Walmart announced July 21 that it would close all stores on Thanksgiving Day this year for the first time in 30 years, ending a tradition of kicking off in-store, door-buster Black Friday sales on the holiday. The world’s largest retailer also announced it would pay a third round of bonuses to U.S. employees in August.
James Otteson, the John T. Ryan Jr. Professor of Business Ethics at the University of Notre Dame’s Mendoza College of Business, believes Walmart’s decision will pay off and that other companies will follow its lead.
"The ultimate purpose of a company is to create value in the world, and successful companies know that means cultivating a culture of both gratitude and respect,” said Otteson, who specializes in the philosophy and morality of business. “Walmart's decision to close on Thanksgiving and give bonuses to its employees will ultimately pay great dividends in the form of appreciation from its employees.”
Last year, Walmart launched its door-buster sales at 6 p.m. on Thanksgiving, attracting huge crowds to its stores. Sam's Club will also remain closed on Thanksgiving, as it has in the past.

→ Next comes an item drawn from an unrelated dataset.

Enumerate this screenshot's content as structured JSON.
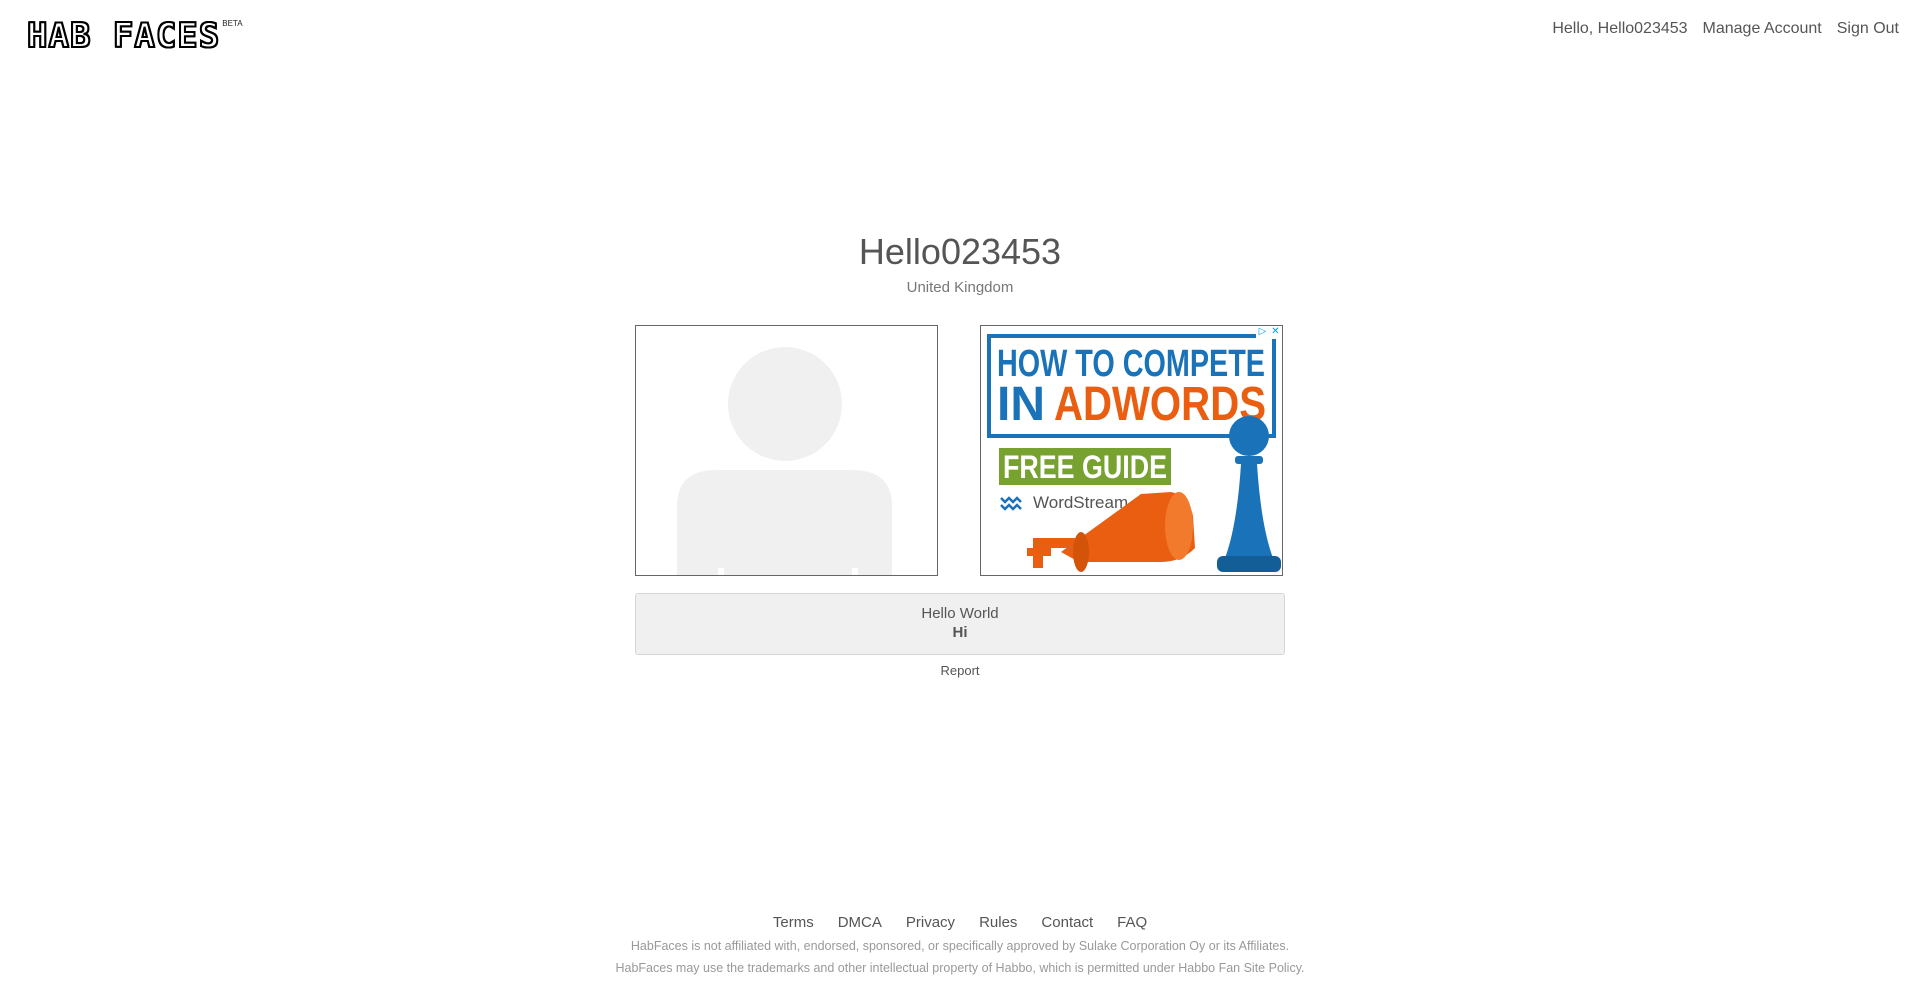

"We know this has been a trying year, and our associates have stepped up. We hope they will enjoy a special Thanksgiving Day at home with their loved ones," said John Furner, president and CEO of Walmart U.S. He also announced Walmart will spend some $428 million on special bonuses for its employees for working through the pandemic.
“Some may wonder whether this is a good use of Walmart’s resources, but I suspect it will also pay dividends for its shareholders,” Otteson predicted, “because customers, who care about how the companies they patronize treat their workers, will likely respond favorably. It's a great decision, and I applaud Walmart for leading by example."
Contact: James Otteson, email@example.com